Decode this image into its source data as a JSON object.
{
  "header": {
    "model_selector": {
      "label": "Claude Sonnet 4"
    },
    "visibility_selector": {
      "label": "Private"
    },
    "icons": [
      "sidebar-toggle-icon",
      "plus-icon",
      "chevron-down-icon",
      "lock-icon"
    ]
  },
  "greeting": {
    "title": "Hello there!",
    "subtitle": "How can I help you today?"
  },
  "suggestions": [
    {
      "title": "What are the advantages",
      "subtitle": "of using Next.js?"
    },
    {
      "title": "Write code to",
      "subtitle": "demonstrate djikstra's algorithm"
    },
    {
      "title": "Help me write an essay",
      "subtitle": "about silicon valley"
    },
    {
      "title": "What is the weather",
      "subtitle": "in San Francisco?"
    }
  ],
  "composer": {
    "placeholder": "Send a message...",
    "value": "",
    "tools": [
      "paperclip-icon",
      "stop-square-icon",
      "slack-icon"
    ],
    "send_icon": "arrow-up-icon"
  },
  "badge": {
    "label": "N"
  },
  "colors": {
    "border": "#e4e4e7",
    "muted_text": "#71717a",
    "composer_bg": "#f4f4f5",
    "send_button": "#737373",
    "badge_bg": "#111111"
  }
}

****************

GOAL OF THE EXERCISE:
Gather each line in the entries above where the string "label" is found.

EXERCISE SOLUTION:
      "label": "Claude Sonnet 4"
      "label": "Private"
    "label": "N"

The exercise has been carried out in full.